dreaming, indeed! just exactly perfect, bathtub and all! :-)

Val said...

Reya - thanks for your wise words always - I feel honoured. Alas crime and no punishment is an epidemic we all have to live around here.
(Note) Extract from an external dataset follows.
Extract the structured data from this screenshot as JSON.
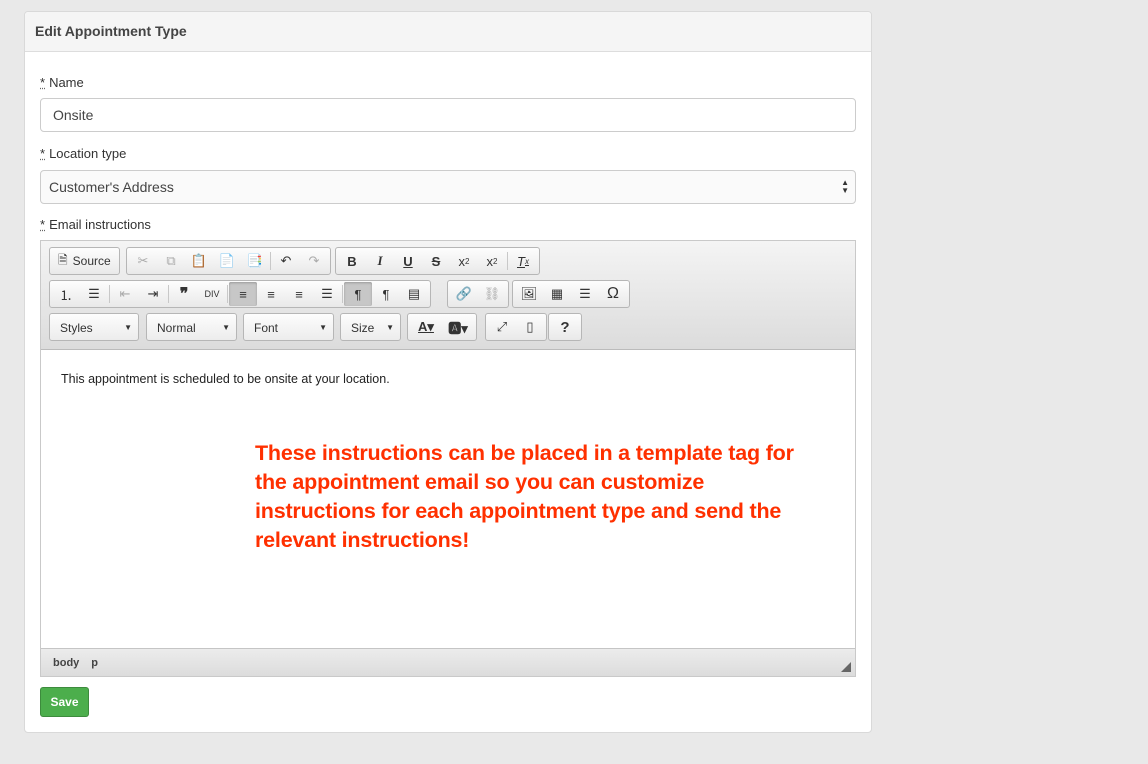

I suppose it balances all the amazingly wonderful facets that also surround us.

CJ - yes so sad - he had a young family that witnessed it all.

Lakeviewer - thanks for stopping by. i am off to visit yours!
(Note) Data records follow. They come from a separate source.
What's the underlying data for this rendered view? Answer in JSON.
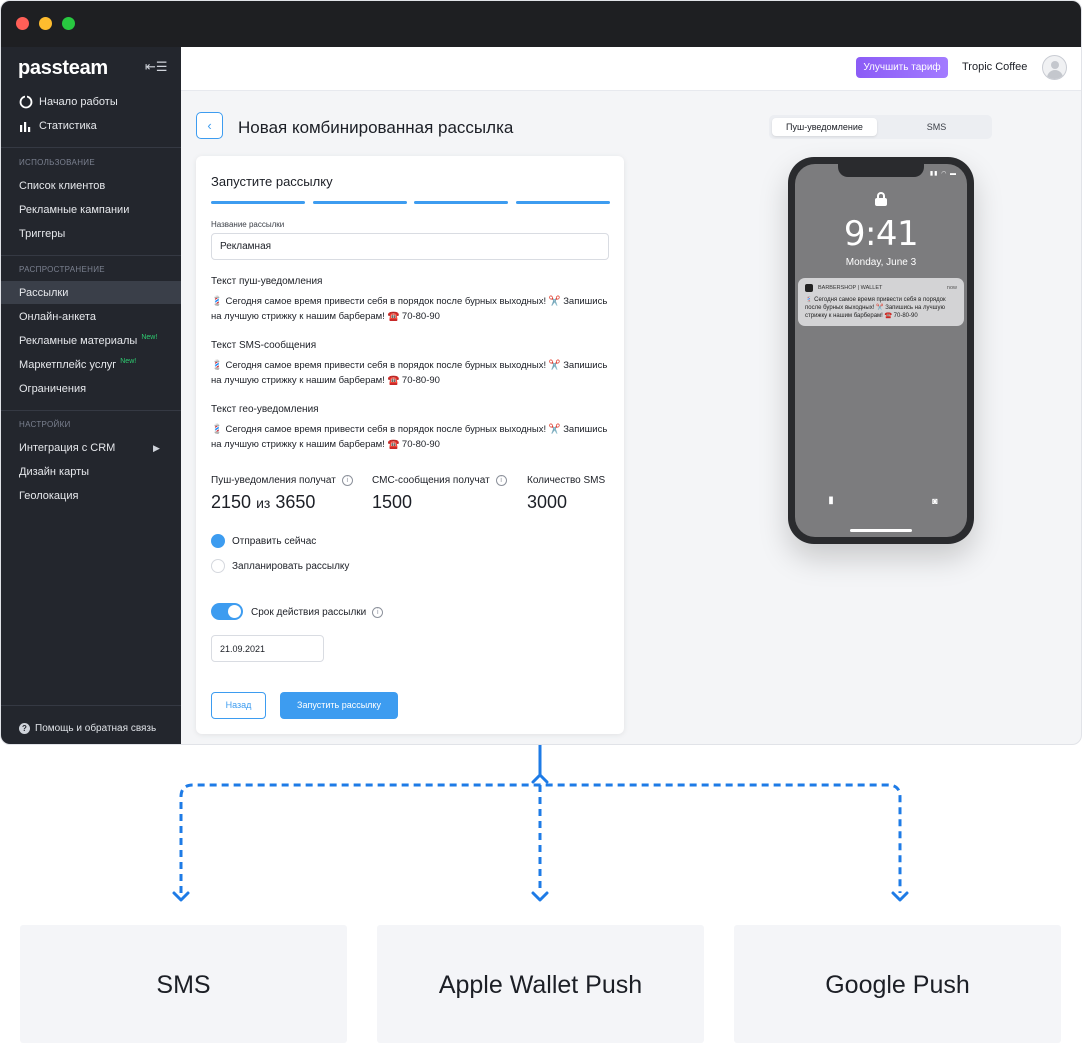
{
  "sidebar": {
    "logo": "passteam",
    "collapse_icon": "menu-collapse-icon",
    "top_items": [
      {
        "label": "Начало работы",
        "icon": "power-icon"
      },
      {
        "label": "Статистика",
        "icon": "bar-chart-icon"
      }
    ],
    "usage_section": "ИСПОЛЬЗОВАНИЕ",
    "usage_items": [
      "Список клиентов",
      "Рекламные кампании",
      "Триггеры"
    ],
    "distribution_section": "РАСПРОСТРАНЕНИЕ",
    "distribution_items": [
      {
        "label": "Рассылки",
        "active": true
      },
      {
        "label": "Онлайн-анкета"
      },
      {
        "label": "Рекламные материалы",
        "badge": "New!"
      },
      {
        "label": "Маркетплейс услуг",
        "badge": "New!"
      },
      {
        "label": "Ограничения"
      }
    ],
    "settings_section": "НАСТРОЙКИ",
    "settings_items": [
      "Интеграция с CRM",
      "Дизайн карты",
      "Геолокация"
    ],
    "help": "Помощь и обратная связь"
  },
  "topbar": {
    "upgrade_label": "Улучшить тариф",
    "company": "Tropic Coffee"
  },
  "page": {
    "title": "Новая комбинированная рассылка"
  },
  "form": {
    "card_title": "Запустите рассылку",
    "steps_total": 4,
    "name_label": "Название рассылки",
    "name_value": "Рекламная",
    "push_label": "Текст пуш-уведомления",
    "sms_label": "Текст SMS-сообщения",
    "geo_label": "Текст гео-уведомления",
    "message_text": "💈 Сегодня самое время привести себя в порядок после бурных выходных! ✂️ Запишись на лучшую стрижку к нашим барберам! ☎️ 70-80-90",
    "stats": {
      "push_label": "Пуш-уведомления получат",
      "push_value": "2150",
      "push_of": "из",
      "push_total": "3650",
      "sms_label": "СМС-сообщения получат",
      "sms_value": "1500",
      "count_label": "Количество SMS",
      "count_value": "3000"
    },
    "send_now": "Отправить сейчас",
    "schedule": "Запланировать рассылку",
    "validity_label": "Срок действия рассылки",
    "validity_date": "21.09.2021",
    "back_button": "Назад",
    "launch_button": "Запустить рассылку"
  },
  "preview": {
    "tabs": [
      "Пуш-уведомление",
      "SMS"
    ],
    "active_tab": "Пуш-уведомление",
    "time": "9:41",
    "date": "Monday, June 3",
    "notif_app": "BARBERSHOP | WALLET",
    "notif_time": "now",
    "notif_text": "💈 Сегодня самое время привести себя в порядок после бурных выходных! ✂️ Запишись на лучшую стрижку к нашим барберам! ☎️ 70-80-90"
  },
  "channels": [
    "SMS",
    "Apple Wallet Push",
    "Google Push"
  ],
  "colors": {
    "accent": "#3d9cf0",
    "sidebar_bg": "#23262d",
    "upgrade_gradient_start": "#8b5cf6",
    "connector": "#1e7be6"
  }
}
Barbara - thanks - i was certainly thinking of my blogging pals while on the river

Mike - thanks - i did it

Karen - nice to have you back!

thanks all xx